                            Farmers Mkt is a great idea.
                            K & Z has plenty of good non pastrami choices.

                            1. re: Leonardo

                              Reiterating my Ned Ludd suggestion, will fit the bill good food wise and avoiding a wait wise. They also take reservations if you know your time. +1 on J&M also -- really good biscuits and crispy grits (sub them for the potatoes if you get 'em). No resos but I think it is less busy than many of the other brunch places. Laid back, sunny, no pretense here. Halfpint Coffee just next door worth a look also. Both would require driving but we found parking very easy at the former and not bad at the latter, free in both cases.

                              Lineup would be freakishly long at Pine State at that time if my May visit at opening is any indication. We opted for buying some lovely bread, cheese and fruit instead and feasting in our wee hotel kitchenette.

                            2. re: crsin

                              Thanks for the suggestions. Wasn't willing to do a 1.5hr wait, so gave K&Z a shot. Short wait (~10min) at around 10am. Had the swiss and pastrami omelette along with an egg cream, bagel and some latke. All very good. I'm really impressed with their pastrami. Smokey, and I even think I may prefer it to Katz's. Also really enjoyed their egg cream--nice, dense foam head on it.

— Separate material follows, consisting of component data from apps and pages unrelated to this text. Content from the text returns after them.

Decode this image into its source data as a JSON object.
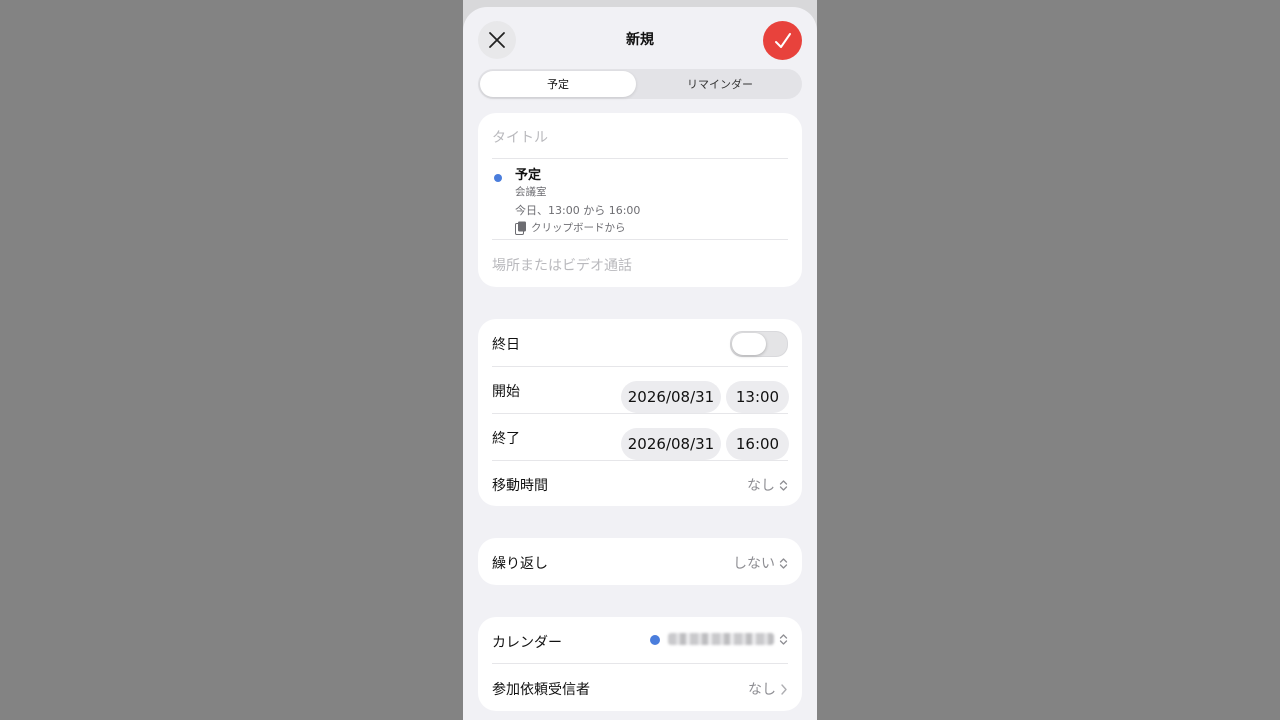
{
  "header": {
    "title": "新規",
    "close_icon": "close-icon",
    "done_icon": "checkmark-icon",
    "accent": "#e8423c"
  },
  "segment": {
    "selected": "予定",
    "other": "リマインダー"
  },
  "event_card": {
    "title_placeholder": "タイトル",
    "suggestion": {
      "name": "予定",
      "location": "会議室",
      "time": "今日、13:00 から 16:00",
      "source": "クリップボードから",
      "source_icon": "clipboard-icon",
      "dot_color": "#4a7ddc"
    },
    "location_placeholder": "場所またはビデオ通話"
  },
  "time_card": {
    "all_day_label": "終日",
    "all_day": false,
    "start_label": "開始",
    "start_date": "2026/08/31",
    "start_time": "13:00",
    "end_label": "終了",
    "end_date": "2026/08/31",
    "end_time": "16:00",
    "travel_label": "移動時間",
    "travel_value": "なし"
  },
  "repeat_card": {
    "label": "繰り返し",
    "value": "しない"
  },
  "calendar_card": {
    "calendar_label": "カレンダー",
    "calendar_dot_color": "#4a7ddc",
    "invitees_label": "参加依頼受信者",
    "invitees_value": "なし"
  }
}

                              Will definitely use both of your suggestions for tomorrow's breakfast.